Description: NSLS-II is a new ultra-bright 3 GeV 3rd generation synchrotron radiation light source. The performance goals require operation with a beam current of 500mA and a bunch current of at least 0.5mA. Ion clearing gaps are required to suppress ion effects on the beam. The natural bunch length of 3mm is planned to be lengthened by means of a third harmonic cavity in order to increase the Touschek limited lifetime. After an extensive investigation of different cavity geometries, a passive, superconducting two-cell cavity has been selected for prototyping. The cavity is HOM damped with ferrite absorbers on the beam pipes. The two-cell cavity simplifies the tuner design, compared to having two independent cells. Tradeoffs between the damping of the higher order modes, thermal isolation associated with the large beam tubes, and overall cavity length are described. A copper prototype has been constructed, and measurements of fundamental and higher order modes will be compared to calculated values.

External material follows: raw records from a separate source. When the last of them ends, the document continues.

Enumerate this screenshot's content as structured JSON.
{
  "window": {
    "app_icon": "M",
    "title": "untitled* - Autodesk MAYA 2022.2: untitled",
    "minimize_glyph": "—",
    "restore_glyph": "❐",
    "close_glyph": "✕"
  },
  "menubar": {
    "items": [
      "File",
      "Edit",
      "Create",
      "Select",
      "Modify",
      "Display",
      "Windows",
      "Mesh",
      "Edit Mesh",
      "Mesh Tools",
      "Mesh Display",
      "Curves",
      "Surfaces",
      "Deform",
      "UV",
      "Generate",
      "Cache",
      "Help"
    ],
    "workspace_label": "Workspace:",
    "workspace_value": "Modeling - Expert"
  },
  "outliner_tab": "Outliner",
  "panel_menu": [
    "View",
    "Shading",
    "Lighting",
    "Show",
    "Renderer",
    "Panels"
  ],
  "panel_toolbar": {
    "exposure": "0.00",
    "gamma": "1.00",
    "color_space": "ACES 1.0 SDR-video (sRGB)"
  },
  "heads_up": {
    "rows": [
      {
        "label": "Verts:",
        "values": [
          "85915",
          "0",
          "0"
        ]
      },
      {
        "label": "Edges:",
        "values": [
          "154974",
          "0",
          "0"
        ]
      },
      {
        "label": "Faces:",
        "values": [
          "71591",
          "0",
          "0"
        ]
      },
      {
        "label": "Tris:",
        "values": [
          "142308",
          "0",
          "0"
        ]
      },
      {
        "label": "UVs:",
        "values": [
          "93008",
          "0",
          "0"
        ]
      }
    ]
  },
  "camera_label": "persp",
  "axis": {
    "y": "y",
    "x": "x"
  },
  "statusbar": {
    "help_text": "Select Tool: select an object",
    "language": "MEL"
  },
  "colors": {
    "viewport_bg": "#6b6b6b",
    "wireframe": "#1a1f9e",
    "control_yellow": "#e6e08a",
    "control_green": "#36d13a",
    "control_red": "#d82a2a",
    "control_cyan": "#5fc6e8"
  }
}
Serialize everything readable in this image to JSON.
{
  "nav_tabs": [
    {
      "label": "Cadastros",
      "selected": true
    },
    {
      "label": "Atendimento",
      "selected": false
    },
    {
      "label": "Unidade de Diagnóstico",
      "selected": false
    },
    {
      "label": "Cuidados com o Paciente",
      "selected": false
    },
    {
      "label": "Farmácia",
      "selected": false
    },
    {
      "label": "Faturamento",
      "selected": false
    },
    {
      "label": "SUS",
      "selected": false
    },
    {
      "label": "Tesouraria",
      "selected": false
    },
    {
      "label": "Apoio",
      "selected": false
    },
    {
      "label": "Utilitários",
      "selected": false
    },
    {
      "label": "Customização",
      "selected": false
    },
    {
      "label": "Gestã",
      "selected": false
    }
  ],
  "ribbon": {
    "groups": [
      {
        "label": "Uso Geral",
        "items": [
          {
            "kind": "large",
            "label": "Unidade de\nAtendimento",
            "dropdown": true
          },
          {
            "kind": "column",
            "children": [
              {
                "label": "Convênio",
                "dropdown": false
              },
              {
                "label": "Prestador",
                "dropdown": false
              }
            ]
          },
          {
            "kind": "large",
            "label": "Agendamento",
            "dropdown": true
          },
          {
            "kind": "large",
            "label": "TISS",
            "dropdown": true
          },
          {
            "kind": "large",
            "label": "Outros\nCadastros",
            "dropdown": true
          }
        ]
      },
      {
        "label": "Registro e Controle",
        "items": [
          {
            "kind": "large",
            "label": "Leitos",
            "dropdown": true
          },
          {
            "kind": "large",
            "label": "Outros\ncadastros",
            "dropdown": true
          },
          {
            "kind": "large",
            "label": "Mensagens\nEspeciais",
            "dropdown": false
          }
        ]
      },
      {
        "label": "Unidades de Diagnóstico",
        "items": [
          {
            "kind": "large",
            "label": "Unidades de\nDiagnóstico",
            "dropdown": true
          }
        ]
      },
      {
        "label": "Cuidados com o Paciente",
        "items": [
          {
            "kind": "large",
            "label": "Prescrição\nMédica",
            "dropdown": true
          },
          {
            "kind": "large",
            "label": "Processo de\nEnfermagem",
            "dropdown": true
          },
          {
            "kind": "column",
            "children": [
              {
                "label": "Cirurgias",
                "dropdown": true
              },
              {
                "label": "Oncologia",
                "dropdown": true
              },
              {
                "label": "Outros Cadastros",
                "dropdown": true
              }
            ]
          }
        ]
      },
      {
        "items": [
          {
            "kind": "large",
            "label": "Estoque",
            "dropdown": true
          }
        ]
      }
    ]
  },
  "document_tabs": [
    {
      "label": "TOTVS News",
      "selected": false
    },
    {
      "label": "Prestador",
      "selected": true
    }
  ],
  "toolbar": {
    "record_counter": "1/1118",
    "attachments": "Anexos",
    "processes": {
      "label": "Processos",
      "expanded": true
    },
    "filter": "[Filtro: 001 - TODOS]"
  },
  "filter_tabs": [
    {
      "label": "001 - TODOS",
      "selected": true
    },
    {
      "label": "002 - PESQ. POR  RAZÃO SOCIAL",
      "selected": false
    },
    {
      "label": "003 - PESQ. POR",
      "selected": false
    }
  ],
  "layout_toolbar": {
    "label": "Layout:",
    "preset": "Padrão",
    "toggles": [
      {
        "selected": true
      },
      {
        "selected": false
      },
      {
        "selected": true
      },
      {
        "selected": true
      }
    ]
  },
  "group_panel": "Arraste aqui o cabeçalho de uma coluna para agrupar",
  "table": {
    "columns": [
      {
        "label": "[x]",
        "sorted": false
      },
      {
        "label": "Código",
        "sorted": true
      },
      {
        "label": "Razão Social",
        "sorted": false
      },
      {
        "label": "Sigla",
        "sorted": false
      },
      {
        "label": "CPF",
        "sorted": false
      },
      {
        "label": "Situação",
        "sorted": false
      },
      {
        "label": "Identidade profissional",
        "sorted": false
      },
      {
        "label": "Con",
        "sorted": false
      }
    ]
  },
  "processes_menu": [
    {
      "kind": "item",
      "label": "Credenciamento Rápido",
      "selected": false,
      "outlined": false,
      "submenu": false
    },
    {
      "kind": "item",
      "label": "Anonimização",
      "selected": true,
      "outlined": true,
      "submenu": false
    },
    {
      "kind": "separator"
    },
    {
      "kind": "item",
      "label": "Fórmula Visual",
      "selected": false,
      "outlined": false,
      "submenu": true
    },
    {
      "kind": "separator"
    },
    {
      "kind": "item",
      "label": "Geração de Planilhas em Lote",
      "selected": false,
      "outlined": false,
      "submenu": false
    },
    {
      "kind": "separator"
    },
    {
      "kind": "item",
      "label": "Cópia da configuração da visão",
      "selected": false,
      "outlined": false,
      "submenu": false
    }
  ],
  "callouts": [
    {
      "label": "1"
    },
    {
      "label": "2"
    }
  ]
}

Date: May 4, 2009
Creator: Yanagisawa,T.; Rose, J.; Grimm, T. & Bogle, A.

1Surface structure of cleaved (001) USB2 single crystal surface

Description: We have achieved what we believe to be the first atomic resolution STM images for a uranium compound USb2 taken at room temperature. The a, b, and c lattice parameters in the images confirm that the tetragonal USb2crystals cleave on the (00 I) basal plane as expected. Our calculations indicate a symmetric cut between Sb planes to be the most favorable cleavage plane and U atoms to be responsible for most ofthe density of states measured by STM. Since the spacing between Sb atoms and between U atoms is the same, STM topography only cannot unambiguously identify the surface atom species.
Date: January 1, 2009
Creator: Chen, Shao-ping